Karl Urban and crew strike back at asshole superheroes in Amazon’s grimly atonal series.
Race, control, and patriarchy reign in July’s offerings from Criterion.
Makoto Nagahisa’s wild video game flavored comedy about a group of jaded orphans is like nothing you’ve ever seen.
We talk to the director of the latest chiller from Fantasia about the hells of suburbia and working on his second film.
John Hughes meets David Lynch in an uneven black comedy/thriller/musical about yet another small town full of dark secrets.
The director of House of Flying Daggers and Hero drains the color from a Shakespearean take of double identities to crisply symbolic effect.
Gerald Fox’s 2005 documentary on the acclaimed documentarian finally sees the light of day.
It’s Charles vs Liza as the rivalry between upstart publishers turns anything but fun.
Zhou Shengwei turns shoes into symbols for the systemic oppression of women in capitalist systems in this dizzying, expressionistic experiment.
Keiichi Hara’s candy-colored fairy tale is certainly a feast for the eyes, even if its story is skin deep.
The South rises again thanks to the effortless comic charms of Lynn Shelton and Marc Maron.
The horror comedy tackles sexual repression amidst plenty of penis gore.
The latest in the horror-comedy franchise is a cynical, half-hearted dud.
The no budget fake documentary that ushered in the “found footage” craze still holds up, like it or not.
Even with segments by 90s indie luminaries like Robert Rodriguez, Allison Anders and Quentin Tarantino, Four Rooms is too herky-jerk to work.
David Harbour & a game cast try their best, but can’t save this rush job of a Netflix mockumentary.
2019 is a year chock-full of James Cameron film anniversaries, and we start with one of his more flawed, but deconstructionist action flicks.

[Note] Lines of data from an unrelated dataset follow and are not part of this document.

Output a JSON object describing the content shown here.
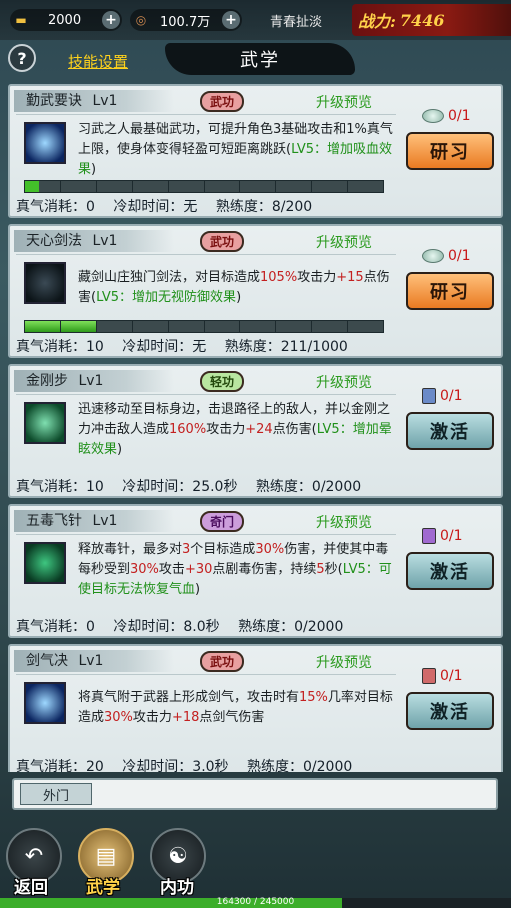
{
  "header": {
    "ingot": "2000",
    "coins": "100.7万",
    "server": "青春扯淡",
    "power_label": "战力:",
    "power_value": "7446",
    "help": "?",
    "skill_settings": "技能设置",
    "title": "武学"
  },
  "skills": [
    {
      "name": "勤武要诀",
      "level": "Lv1",
      "tag": "武功",
      "upgrade": "升级预览",
      "desc_parts": [
        "习武之人最基础武功，可提升角色3基础攻击和1%真气上限，使身体变得轻盈可短距离跳跃(",
        "LV5：增加吸血效果",
        ")"
      ],
      "cost": "0/1",
      "button": "研习",
      "progress": 0.04,
      "stats": {
        "qi": "真气消耗：0",
        "cd": "冷却时间：无",
        "prof": "熟练度：8/200"
      }
    },
    {
      "name": "天心剑法",
      "level": "Lv1",
      "tag": "武功",
      "upgrade": "升级预览",
      "desc_parts": [
        "藏剑山庄独门剑法，对目标造成",
        "105%",
        "攻击力",
        "+15",
        "点伤害(",
        "LV5：增加无视防御效果",
        ")"
      ],
      "cost": "0/1",
      "button": "研习",
      "progress": 0.21,
      "stats": {
        "qi": "真气消耗：10",
        "cd": "冷却时间：无",
        "prof": "熟练度：211/1000"
      }
    },
    {
      "name": "金刚步",
      "level": "Lv1",
      "tag": "轻功",
      "upgrade": "升级预览",
      "desc_parts": [
        "迅速移动至目标身边，击退路径上的敌人，并以金刚之力冲击敌人造成",
        "160%",
        "攻击力",
        "+24",
        "点伤害(",
        "LV5：增加晕眩效果",
        ")"
      ],
      "cost": "0/1",
      "button": "激活",
      "stats": {
        "qi": "真气消耗：10",
        "cd": "冷却时间：25.0秒",
        "prof": "熟练度：0/2000"
      }
    },
    {
      "name": "五毒飞针",
      "level": "Lv1",
      "tag": "奇门",
      "upgrade": "升级预览",
      "desc_parts": [
        "释放毒针，最多对",
        "3",
        "个目标造成",
        "30%",
        "伤害，并使其中毒每秒受到",
        "30%",
        "攻击",
        "+30",
        "点剧毒伤害，持续",
        "5",
        "秒(",
        "LV5：可使目标无法恢复气血",
        ")"
      ],
      "cost": "0/1",
      "button": "激活",
      "stats": {
        "qi": "真气消耗：0",
        "cd": "冷却时间：8.0秒",
        "prof": "熟练度：0/2000"
      }
    },
    {
      "name": "剑气决",
      "level": "Lv1",
      "tag": "武功",
      "upgrade": "升级预览",
      "desc_parts": [
        "将真气附于武器上形成剑气，攻击时有",
        "15%",
        "几率对目标造成",
        "30%",
        "攻击力",
        "+18",
        "点剑气伤害"
      ],
      "cost": "0/1",
      "button": "激活",
      "stats": {
        "qi": "真气消耗：20",
        "cd": "冷却时间：3.0秒",
        "prof": "熟练度：0/2000"
      }
    }
  ],
  "tab": {
    "label": "外门"
  },
  "nav": {
    "back": "返回",
    "martial": "武学",
    "inner": "内功"
  },
  "xp": {
    "text": "164300 / 245000",
    "fill": 0.67
  },
  "colors": {
    "accent": "#ffd21c",
    "upgrade": "#2a9a1e",
    "highlight": "#c32020"
  }
}
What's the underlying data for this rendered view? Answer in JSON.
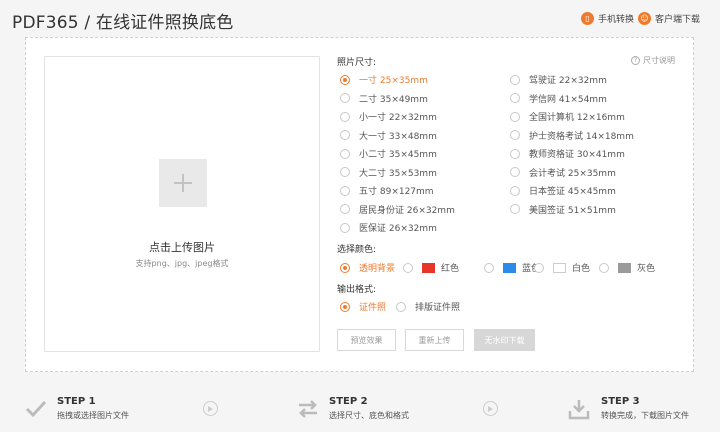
{
  "header": {
    "title": "PDF365 / 在线证件照换底色",
    "mobile_link": "手机转换",
    "download_link": "客户端下载"
  },
  "upload": {
    "title": "点击上传图片",
    "hint": "支持png、jpg、jpeg格式"
  },
  "size": {
    "label": "照片尺寸:",
    "help": "尺寸说明",
    "options_left": [
      {
        "label": "一寸 25×35mm",
        "selected": true
      },
      {
        "label": "二寸 35×49mm",
        "selected": false
      },
      {
        "label": "小一寸 22×32mm",
        "selected": false
      },
      {
        "label": "大一寸 33×48mm",
        "selected": false
      },
      {
        "label": "小二寸 35×45mm",
        "selected": false
      },
      {
        "label": "大二寸 35×53mm",
        "selected": false
      },
      {
        "label": "五寸 89×127mm",
        "selected": false
      },
      {
        "label": "居民身份证 26×32mm",
        "selected": false
      },
      {
        "label": "医保证 26×32mm",
        "selected": false
      }
    ],
    "options_right": [
      {
        "label": "驾驶证 22×32mm",
        "selected": false
      },
      {
        "label": "学信网 41×54mm",
        "selected": false
      },
      {
        "label": "全国计算机 12×16mm",
        "selected": false
      },
      {
        "label": "护士资格考试 14×18mm",
        "selected": false
      },
      {
        "label": "教师资格证 30×41mm",
        "selected": false
      },
      {
        "label": "会计考试 25×35mm",
        "selected": false
      },
      {
        "label": "日本签证 45×45mm",
        "selected": false
      },
      {
        "label": "美国签证 51×51mm",
        "selected": false
      }
    ]
  },
  "color": {
    "label": "选择颜色:",
    "options": [
      {
        "label": "透明背景",
        "selected": true,
        "swatch": ""
      },
      {
        "label": "红色",
        "selected": false,
        "swatch": "#e8352a"
      },
      {
        "label": "蓝色",
        "selected": false,
        "swatch": "#2a8ce8"
      },
      {
        "label": "白色",
        "selected": false,
        "swatch": "#ffffff"
      },
      {
        "label": "灰色",
        "selected": false,
        "swatch": "#9b9b9b"
      }
    ]
  },
  "format": {
    "label": "输出格式:",
    "options": [
      {
        "label": "证件照",
        "selected": true
      },
      {
        "label": "排版证件照",
        "selected": false
      }
    ]
  },
  "actions": {
    "preview": "预览效果",
    "reupload": "重新上传",
    "download": "无水印下载"
  },
  "steps": [
    {
      "title": "STEP 1",
      "desc": "拖拽或选择图片文件",
      "icon": "check-icon"
    },
    {
      "title": "STEP 2",
      "desc": "选择尺寸、底色和格式",
      "icon": "swap-arrows-icon"
    },
    {
      "title": "STEP 3",
      "desc": "转换完成，下载图片文件",
      "icon": "download-tray-icon"
    }
  ],
  "colors": {
    "accent": "#f07a2c"
  }
}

Marvel’s web-crawler predictably holds the box office, while The Farewell puts up a respectable showing for an A24 dramedy.